> **SUPPLIED MATERIAL**:

=-=-=-=-=

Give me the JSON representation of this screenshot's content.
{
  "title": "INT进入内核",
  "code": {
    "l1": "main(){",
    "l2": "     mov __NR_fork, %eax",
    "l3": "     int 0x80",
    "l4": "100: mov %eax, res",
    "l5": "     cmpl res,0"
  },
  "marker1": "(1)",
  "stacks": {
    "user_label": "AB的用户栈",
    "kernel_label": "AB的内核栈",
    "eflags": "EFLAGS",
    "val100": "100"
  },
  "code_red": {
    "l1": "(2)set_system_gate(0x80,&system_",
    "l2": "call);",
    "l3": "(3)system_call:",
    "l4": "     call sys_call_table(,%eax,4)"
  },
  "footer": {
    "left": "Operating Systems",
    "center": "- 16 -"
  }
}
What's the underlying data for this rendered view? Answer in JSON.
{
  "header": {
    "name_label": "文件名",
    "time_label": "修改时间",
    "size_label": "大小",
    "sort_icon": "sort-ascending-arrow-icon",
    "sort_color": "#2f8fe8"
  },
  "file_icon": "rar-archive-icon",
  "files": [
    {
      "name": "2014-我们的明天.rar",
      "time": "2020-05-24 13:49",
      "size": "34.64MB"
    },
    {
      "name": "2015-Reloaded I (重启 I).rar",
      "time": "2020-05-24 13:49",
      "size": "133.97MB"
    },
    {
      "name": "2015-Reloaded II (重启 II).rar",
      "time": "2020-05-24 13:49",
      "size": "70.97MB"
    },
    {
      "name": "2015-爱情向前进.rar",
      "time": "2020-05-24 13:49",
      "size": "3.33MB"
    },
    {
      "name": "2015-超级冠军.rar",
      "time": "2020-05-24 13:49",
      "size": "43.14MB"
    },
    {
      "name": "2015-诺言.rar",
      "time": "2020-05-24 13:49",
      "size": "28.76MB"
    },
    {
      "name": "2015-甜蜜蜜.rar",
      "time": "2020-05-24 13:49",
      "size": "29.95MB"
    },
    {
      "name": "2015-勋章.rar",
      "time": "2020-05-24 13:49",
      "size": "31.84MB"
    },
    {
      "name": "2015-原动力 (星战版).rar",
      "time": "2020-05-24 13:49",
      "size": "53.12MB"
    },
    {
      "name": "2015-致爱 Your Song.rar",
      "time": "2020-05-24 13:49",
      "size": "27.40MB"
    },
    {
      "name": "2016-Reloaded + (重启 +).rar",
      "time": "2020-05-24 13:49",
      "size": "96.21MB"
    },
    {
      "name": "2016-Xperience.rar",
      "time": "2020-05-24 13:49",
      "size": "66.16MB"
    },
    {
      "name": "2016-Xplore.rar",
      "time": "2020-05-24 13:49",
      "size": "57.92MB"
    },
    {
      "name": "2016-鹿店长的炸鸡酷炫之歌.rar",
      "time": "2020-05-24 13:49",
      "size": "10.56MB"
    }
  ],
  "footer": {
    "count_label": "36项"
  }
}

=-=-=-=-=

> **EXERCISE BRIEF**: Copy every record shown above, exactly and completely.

> **ANSWER SECTION**:
Give me the JSON representation of this screenshot's content.
{
  "title": "INT进入内核",
  "code": {
    "l1": "main(){",
    "l2": "     mov __NR_fork, %eax",
    "l3": "     int 0x80",
    "l4": "100: mov %eax, res",
    "l5": "     cmpl res,0"
  },
  "marker1": "(1)",
  "stacks": {
    "user_label": "AB的用户栈",
    "kernel_label": "AB的内核栈",
    "eflags": "EFLAGS",
    "val100": "100"
  },
  "code_red": {
    "l1": "(2)set_system_gate(0x80,&system_",
    "l2": "call);",
    "l3": "(3)system_call:",
    "l4": "     call sys_call_table(,%eax,4)"
  },
  "footer": {
    "left": "Operating Systems",
    "center": "- 16 -"
  }
}
What's the underlying data for this rendered view? Answer in JSON.
{
  "header": {
    "name_label": "文件名",
    "time_label": "修改时间",
    "size_label": "大小",
    "sort_icon": "sort-ascending-arrow-icon",
    "sort_color": "#2f8fe8"
  },
  "file_icon": "rar-archive-icon",
  "files": [
    {
      "name": "2014-我们的明天.rar",
      "time": "2020-05-24 13:49",
      "size": "34.64MB"
    },
    {
      "name": "2015-Reloaded I (重启 I).rar",
      "time": "2020-05-24 13:49",
      "size": "133.97MB"
    },
    {
      "name": "2015-Reloaded II (重启 II).rar",
      "time": "2020-05-24 13:49",
      "size": "70.97MB"
    },
    {
      "name": "2015-爱情向前进.rar",
      "time": "2020-05-24 13:49",
      "size": "3.33MB"
    },
    {
      "name": "2015-超级冠军.rar",
      "time": "2020-05-24 13:49",
      "size": "43.14MB"
    },
    {
      "name": "2015-诺言.rar",
      "time": "2020-05-24 13:49",
      "size": "28.76MB"
    },
    {
      "name": "2015-甜蜜蜜.rar",
      "time": "2020-05-24 13:49",
      "size": "29.95MB"
    },
    {
      "name": "2015-勋章.rar",
      "time": "2020-05-24 13:49",
      "size": "31.84MB"
    },
    {
      "name": "2015-原动力 (星战版).rar",
      "time": "2020-05-24 13:49",
      "size": "53.12MB"
    },
    {
      "name": "2015-致爱 Your Song.rar",
      "time": "2020-05-24 13:49",
      "size": "27.40MB"
    },
    {
      "name": "2016-Reloaded + (重启 +).rar",
      "time": "2020-05-24 13:49",
      "size": "96.21MB"
    },
    {
      "name": "2016-Xperience.rar",
      "time": "2020-05-24 13:49",
      "size": "66.16MB"
    },
    {
      "name": "2016-Xplore.rar",
      "time": "2020-05-24 13:49",
      "size": "57.92MB"
    },
    {
      "name": "2016-鹿店长的炸鸡酷炫之歌.rar",
      "time": "2020-05-24 13:49",
      "size": "10.56MB"
    }
  ],
  "footer": {
    "count_label": "36项"
  }
}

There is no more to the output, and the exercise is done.